Exercise requirements:
Among the entries below, how many lines include the string "riders"? Answer with only the number.

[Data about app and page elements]
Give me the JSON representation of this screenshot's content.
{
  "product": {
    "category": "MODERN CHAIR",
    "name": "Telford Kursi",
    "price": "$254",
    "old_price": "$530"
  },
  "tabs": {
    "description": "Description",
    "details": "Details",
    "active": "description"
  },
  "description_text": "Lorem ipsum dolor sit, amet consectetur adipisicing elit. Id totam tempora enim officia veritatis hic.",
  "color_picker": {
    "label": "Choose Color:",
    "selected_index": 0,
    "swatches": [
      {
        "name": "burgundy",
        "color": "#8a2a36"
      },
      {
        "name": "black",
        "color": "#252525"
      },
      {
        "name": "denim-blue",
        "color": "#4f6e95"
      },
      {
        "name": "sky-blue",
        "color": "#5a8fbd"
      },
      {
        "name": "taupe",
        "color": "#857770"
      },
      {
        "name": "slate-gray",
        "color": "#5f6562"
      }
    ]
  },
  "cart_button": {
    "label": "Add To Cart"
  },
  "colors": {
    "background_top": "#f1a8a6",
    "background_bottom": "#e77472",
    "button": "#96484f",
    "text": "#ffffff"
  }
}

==

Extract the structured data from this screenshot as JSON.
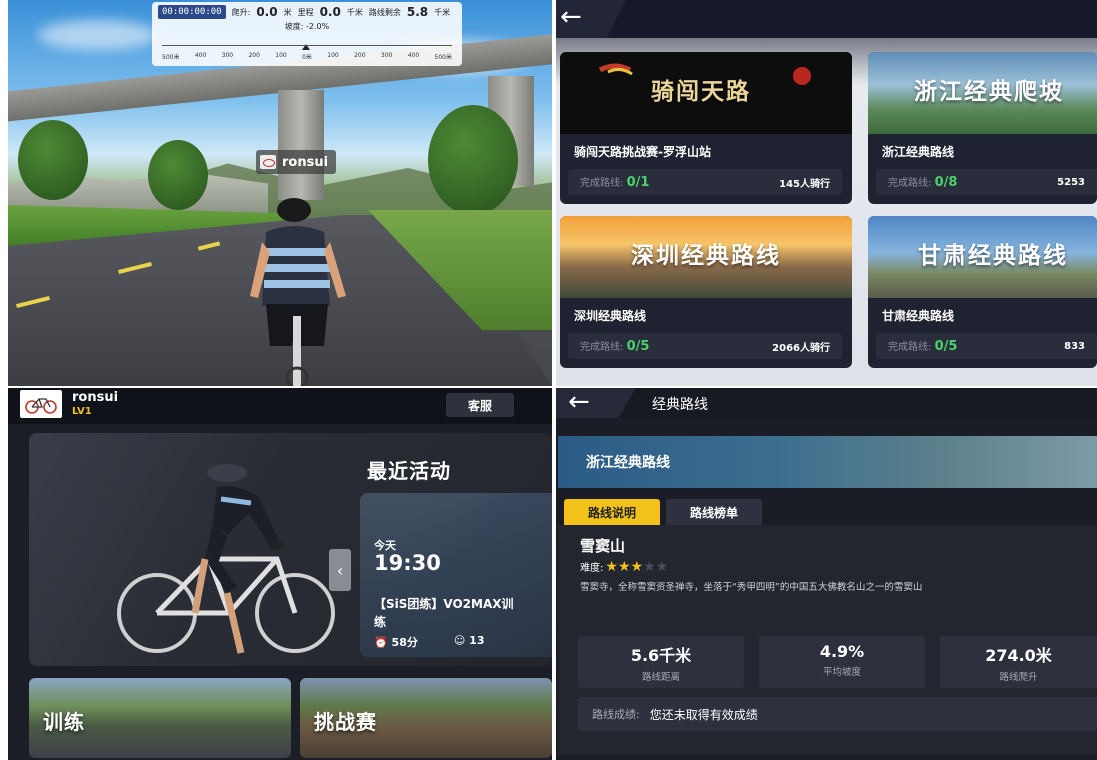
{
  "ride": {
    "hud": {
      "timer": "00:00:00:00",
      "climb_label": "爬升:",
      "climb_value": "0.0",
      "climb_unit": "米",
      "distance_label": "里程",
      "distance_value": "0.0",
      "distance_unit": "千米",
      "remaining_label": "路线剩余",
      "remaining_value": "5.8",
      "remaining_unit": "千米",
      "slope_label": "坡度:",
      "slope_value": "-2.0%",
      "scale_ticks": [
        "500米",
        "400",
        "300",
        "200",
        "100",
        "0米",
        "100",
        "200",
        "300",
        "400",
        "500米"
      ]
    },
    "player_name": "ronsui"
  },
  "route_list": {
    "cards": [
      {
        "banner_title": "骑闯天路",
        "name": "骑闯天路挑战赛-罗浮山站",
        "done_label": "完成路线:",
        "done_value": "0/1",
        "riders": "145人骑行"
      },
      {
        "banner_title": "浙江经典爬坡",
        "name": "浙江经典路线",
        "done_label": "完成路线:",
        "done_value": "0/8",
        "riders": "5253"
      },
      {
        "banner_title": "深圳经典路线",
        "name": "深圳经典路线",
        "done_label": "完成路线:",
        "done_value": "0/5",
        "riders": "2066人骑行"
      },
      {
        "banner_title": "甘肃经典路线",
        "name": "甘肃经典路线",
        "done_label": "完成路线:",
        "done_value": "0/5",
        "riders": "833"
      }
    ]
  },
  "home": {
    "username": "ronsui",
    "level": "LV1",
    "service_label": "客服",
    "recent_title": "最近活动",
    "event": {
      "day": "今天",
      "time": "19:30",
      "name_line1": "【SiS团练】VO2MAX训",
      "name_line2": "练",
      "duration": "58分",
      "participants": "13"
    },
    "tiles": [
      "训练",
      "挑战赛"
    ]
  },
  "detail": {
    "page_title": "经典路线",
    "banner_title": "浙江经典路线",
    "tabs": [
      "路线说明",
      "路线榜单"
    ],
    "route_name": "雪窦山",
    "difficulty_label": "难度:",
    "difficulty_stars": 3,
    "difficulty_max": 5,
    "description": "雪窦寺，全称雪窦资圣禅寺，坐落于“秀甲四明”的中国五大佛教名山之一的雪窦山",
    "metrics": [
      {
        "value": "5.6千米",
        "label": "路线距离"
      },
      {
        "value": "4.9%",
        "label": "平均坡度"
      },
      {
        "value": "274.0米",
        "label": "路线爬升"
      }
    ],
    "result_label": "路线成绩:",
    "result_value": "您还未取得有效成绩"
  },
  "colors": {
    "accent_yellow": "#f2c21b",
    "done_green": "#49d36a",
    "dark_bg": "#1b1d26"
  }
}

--

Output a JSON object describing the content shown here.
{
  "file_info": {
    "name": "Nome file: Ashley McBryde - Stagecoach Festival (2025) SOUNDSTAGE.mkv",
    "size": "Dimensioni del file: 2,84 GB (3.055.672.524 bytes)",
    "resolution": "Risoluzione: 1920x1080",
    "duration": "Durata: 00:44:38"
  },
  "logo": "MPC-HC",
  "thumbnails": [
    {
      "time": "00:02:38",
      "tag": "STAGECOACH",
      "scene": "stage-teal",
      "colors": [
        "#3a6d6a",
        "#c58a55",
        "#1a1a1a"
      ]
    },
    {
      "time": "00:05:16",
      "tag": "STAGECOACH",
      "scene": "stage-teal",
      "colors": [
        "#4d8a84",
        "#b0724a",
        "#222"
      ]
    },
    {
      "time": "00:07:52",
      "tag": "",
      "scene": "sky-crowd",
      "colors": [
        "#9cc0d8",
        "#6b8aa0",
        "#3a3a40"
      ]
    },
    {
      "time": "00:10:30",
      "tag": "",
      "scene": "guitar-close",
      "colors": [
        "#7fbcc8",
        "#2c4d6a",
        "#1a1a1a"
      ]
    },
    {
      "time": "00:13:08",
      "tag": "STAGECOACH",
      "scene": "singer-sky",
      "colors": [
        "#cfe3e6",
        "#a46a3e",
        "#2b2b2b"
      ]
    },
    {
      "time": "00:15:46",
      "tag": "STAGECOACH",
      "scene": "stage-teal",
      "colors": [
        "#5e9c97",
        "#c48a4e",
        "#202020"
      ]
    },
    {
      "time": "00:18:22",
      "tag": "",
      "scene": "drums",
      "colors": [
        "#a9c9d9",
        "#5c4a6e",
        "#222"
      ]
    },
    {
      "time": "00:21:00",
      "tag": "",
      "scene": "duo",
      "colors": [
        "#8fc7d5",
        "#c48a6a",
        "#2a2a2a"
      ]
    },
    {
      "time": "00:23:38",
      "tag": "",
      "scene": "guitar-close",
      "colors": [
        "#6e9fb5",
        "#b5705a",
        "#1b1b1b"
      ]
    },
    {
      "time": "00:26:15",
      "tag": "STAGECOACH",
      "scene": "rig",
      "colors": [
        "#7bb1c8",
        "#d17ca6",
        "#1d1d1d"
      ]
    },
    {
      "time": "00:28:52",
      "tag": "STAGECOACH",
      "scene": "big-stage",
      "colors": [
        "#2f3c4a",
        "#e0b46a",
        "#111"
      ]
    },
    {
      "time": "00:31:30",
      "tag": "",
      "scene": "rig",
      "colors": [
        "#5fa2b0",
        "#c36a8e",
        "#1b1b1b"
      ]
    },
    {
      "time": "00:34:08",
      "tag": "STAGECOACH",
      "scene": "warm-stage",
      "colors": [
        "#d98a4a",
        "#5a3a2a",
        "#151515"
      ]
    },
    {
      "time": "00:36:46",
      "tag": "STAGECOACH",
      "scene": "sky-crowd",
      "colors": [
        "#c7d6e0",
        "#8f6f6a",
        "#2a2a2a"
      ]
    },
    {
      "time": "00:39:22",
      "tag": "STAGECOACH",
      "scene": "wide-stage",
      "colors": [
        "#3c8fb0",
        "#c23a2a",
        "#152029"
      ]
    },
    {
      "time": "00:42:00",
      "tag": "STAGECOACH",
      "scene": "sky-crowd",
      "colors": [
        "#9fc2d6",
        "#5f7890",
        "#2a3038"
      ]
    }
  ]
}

Problem solution:
4